Activity: Take down each entry exactly as written.

Records for this task:
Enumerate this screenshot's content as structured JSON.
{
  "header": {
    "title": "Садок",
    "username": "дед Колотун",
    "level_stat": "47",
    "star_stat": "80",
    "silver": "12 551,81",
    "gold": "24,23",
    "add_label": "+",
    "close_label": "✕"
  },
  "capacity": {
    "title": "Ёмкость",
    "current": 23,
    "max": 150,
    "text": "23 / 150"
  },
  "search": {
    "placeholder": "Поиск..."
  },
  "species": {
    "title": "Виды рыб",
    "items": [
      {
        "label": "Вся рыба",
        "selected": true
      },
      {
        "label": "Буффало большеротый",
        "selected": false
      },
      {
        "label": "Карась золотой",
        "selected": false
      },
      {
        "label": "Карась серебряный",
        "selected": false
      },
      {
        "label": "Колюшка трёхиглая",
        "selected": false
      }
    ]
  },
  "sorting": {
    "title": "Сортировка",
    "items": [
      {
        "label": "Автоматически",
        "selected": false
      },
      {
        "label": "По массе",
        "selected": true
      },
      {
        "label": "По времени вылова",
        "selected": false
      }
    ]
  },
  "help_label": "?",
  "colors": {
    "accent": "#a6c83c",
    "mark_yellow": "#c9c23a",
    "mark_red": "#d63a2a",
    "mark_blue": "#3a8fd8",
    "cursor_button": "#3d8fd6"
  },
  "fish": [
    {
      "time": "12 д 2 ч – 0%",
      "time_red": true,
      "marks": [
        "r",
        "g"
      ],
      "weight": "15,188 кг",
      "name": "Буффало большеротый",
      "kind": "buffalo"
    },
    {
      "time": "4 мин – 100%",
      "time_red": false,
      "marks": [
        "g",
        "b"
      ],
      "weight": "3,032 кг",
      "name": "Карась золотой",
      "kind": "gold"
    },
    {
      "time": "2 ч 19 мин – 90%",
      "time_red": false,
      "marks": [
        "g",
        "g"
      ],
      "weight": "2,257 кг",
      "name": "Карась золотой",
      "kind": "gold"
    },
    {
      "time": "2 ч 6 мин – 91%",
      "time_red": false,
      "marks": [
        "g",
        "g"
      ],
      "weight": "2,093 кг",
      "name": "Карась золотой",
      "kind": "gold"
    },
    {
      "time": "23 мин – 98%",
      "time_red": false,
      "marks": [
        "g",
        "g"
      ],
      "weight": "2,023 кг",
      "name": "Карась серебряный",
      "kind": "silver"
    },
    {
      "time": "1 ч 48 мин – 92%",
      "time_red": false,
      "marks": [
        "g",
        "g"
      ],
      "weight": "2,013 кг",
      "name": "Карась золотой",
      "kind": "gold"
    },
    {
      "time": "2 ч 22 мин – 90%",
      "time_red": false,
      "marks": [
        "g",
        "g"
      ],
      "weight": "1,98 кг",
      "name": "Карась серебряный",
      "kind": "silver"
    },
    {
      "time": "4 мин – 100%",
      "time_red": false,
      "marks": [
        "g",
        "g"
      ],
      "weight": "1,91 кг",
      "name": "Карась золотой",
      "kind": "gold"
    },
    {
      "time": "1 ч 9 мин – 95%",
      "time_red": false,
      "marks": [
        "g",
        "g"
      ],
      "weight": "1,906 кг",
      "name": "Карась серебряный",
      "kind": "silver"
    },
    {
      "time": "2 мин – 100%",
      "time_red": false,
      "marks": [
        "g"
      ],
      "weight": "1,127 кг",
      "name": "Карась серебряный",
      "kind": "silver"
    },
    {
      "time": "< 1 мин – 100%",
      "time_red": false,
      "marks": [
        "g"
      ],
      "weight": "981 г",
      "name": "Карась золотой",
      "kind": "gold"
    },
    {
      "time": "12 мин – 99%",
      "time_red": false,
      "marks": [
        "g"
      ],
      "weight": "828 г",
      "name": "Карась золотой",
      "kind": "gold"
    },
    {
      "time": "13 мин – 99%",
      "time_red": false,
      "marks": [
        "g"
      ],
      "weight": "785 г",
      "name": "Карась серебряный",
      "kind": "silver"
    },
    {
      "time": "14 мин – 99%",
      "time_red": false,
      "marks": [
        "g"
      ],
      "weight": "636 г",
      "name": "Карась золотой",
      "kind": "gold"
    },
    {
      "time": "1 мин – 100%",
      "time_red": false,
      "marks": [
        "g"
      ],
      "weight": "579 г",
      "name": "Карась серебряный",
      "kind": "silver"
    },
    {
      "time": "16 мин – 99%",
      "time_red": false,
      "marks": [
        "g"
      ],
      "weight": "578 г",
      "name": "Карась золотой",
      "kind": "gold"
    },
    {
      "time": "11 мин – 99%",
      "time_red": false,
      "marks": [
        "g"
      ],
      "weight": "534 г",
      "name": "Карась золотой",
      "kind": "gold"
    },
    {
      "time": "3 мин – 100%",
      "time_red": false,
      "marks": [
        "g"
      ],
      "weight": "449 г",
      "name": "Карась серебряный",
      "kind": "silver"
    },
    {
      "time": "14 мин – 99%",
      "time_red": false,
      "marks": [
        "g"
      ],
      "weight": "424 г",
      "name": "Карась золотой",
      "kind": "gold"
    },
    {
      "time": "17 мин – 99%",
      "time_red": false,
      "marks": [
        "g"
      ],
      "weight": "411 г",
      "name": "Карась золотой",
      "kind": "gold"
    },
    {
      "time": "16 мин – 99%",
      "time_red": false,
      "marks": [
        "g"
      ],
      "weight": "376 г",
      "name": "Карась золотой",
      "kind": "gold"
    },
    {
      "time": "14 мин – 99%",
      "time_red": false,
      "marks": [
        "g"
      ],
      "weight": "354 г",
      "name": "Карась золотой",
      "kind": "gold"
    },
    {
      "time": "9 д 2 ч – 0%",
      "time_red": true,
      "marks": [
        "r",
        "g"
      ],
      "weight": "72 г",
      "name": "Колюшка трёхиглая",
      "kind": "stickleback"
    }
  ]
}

Written solution:
Enumerate this screenshot's content as structured JSON.
{
  "header": {
    "title": "Садок",
    "username": "дед Колотун",
    "level_stat": "47",
    "star_stat": "80",
    "silver": "12 551,81",
    "gold": "24,23",
    "add_label": "+",
    "close_label": "✕"
  },
  "capacity": {
    "title": "Ёмкость",
    "current": 23,
    "max": 150,
    "text": "23 / 150"
  },
  "search": {
    "placeholder": "Поиск..."
  },
  "species": {
    "title": "Виды рыб",
    "items": [
      {
        "label": "Вся рыба",
        "selected": true
      },
      {
        "label": "Буффало большеротый",
        "selected": false
      },
      {
        "label": "Карась золотой",
        "selected": false
      },
      {
        "label": "Карась серебряный",
        "selected": false
      },
      {
        "label": "Колюшка трёхиглая",
        "selected": false
      }
    ]
  },
  "sorting": {
    "title": "Сортировка",
    "items": [
      {
        "label": "Автоматически",
        "selected": false
      },
      {
        "label": "По массе",
        "selected": true
      },
      {
        "label": "По времени вылова",
        "selected": false
      }
    ]
  },
  "help_label": "?",
  "colors": {
    "accent": "#a6c83c",
    "mark_yellow": "#c9c23a",
    "mark_red": "#d63a2a",
    "mark_blue": "#3a8fd8",
    "cursor_button": "#3d8fd6"
  },
  "fish": [
    {
      "time": "12 д 2 ч – 0%",
      "time_red": true,
      "marks": [
        "r",
        "g"
      ],
      "weight": "15,188 кг",
      "name": "Буффало большеротый",
      "kind": "buffalo"
    },
    {
      "time": "4 мин – 100%",
      "time_red": false,
      "marks": [
        "g",
        "b"
      ],
      "weight": "3,032 кг",
      "name": "Карась золотой",
      "kind": "gold"
    },
    {
      "time": "2 ч 19 мин – 90%",
      "time_red": false,
      "marks": [
        "g",
        "g"
      ],
      "weight": "2,257 кг",
      "name": "Карась золотой",
      "kind": "gold"
    },
    {
      "time": "2 ч 6 мин – 91%",
      "time_red": false,
      "marks": [
        "g",
        "g"
      ],
      "weight": "2,093 кг",
      "name": "Карась золотой",
      "kind": "gold"
    },
    {
      "time": "23 мин – 98%",
      "time_red": false,
      "marks": [
        "g",
        "g"
      ],
      "weight": "2,023 кг",
      "name": "Карась серебряный",
      "kind": "silver"
    },
    {
      "time": "1 ч 48 мин – 92%",
      "time_red": false,
      "marks": [
        "g",
        "g"
      ],
      "weight": "2,013 кг",
      "name": "Карась золотой",
      "kind": "gold"
    },
    {
      "time": "2 ч 22 мин – 90%",
      "time_red": false,
      "marks": [
        "g",
        "g"
      ],
      "weight": "1,98 кг",
      "name": "Карась серебряный",
      "kind": "silver"
    },
    {
      "time": "4 мин – 100%",
      "time_red": false,
      "marks": [
        "g",
        "g"
      ],
      "weight": "1,91 кг",
      "name": "Карась золотой",
      "kind": "gold"
    },
    {
      "time": "1 ч 9 мин – 95%",
      "time_red": false,
      "marks": [
        "g",
        "g"
      ],
      "weight": "1,906 кг",
      "name": "Карась серебряный",
      "kind": "silver"
    },
    {
      "time": "2 мин – 100%",
      "time_red": false,
      "marks": [
        "g"
      ],
      "weight": "1,127 кг",
      "name": "Карась серебряный",
      "kind": "silver"
    },
    {
      "time": "< 1 мин – 100%",
      "time_red": false,
      "marks": [
        "g"
      ],
      "weight": "981 г",
      "name": "Карась золотой",
      "kind": "gold"
    },
    {
      "time": "12 мин – 99%",
      "time_red": false,
      "marks": [
        "g"
      ],
      "weight": "828 г",
      "name": "Карась золотой",
      "kind": "gold"
    },
    {
      "time": "13 мин – 99%",
      "time_red": false,
      "marks": [
        "g"
      ],
      "weight": "785 г",
      "name": "Карась серебряный",
      "kind": "silver"
    },
    {
      "time": "14 мин – 99%",
      "time_red": false,
      "marks": [
        "g"
      ],
      "weight": "636 г",
      "name": "Карась золотой",
      "kind": "gold"
    },
    {
      "time": "1 мин – 100%",
      "time_red": false,
      "marks": [
        "g"
      ],
      "weight": "579 г",
      "name": "Карась серебряный",
      "kind": "silver"
    },
    {
      "time": "16 мин – 99%",
      "time_red": false,
      "marks": [
        "g"
      ],
      "weight": "578 г",
      "name": "Карась золотой",
      "kind": "gold"
    },
    {
      "time": "11 мин – 99%",
      "time_red": false,
      "marks": [
        "g"
      ],
      "weight": "534 г",
      "name": "Карась золотой",
      "kind": "gold"
    },
    {
      "time": "3 мин – 100%",
      "time_red": false,
      "marks": [
        "g"
      ],
      "weight": "449 г",
      "name": "Карась серебряный",
      "kind": "silver"
    },
    {
      "time": "14 мин – 99%",
      "time_red": false,
      "marks": [
        "g"
      ],
      "weight": "424 г",
      "name": "Карась золотой",
      "kind": "gold"
    },
    {
      "time": "17 мин – 99%",
      "time_red": false,
      "marks": [
        "g"
      ],
      "weight": "411 г",
      "name": "Карась золотой",
      "kind": "gold"
    },
    {
      "time": "16 мин – 99%",
      "time_red": false,
      "marks": [
        "g"
      ],
      "weight": "376 г",
      "name": "Карась золотой",
      "kind": "gold"
    },
    {
      "time": "14 мин – 99%",
      "time_red": false,
      "marks": [
        "g"
      ],
      "weight": "354 г",
      "name": "Карась золотой",
      "kind": "gold"
    },
    {
      "time": "9 д 2 ч – 0%",
      "time_red": true,
      "marks": [
        "r",
        "g"
      ],
      "weight": "72 г",
      "name": "Колюшка трёхиглая",
      "kind": "stickleback"
    }
  ]
}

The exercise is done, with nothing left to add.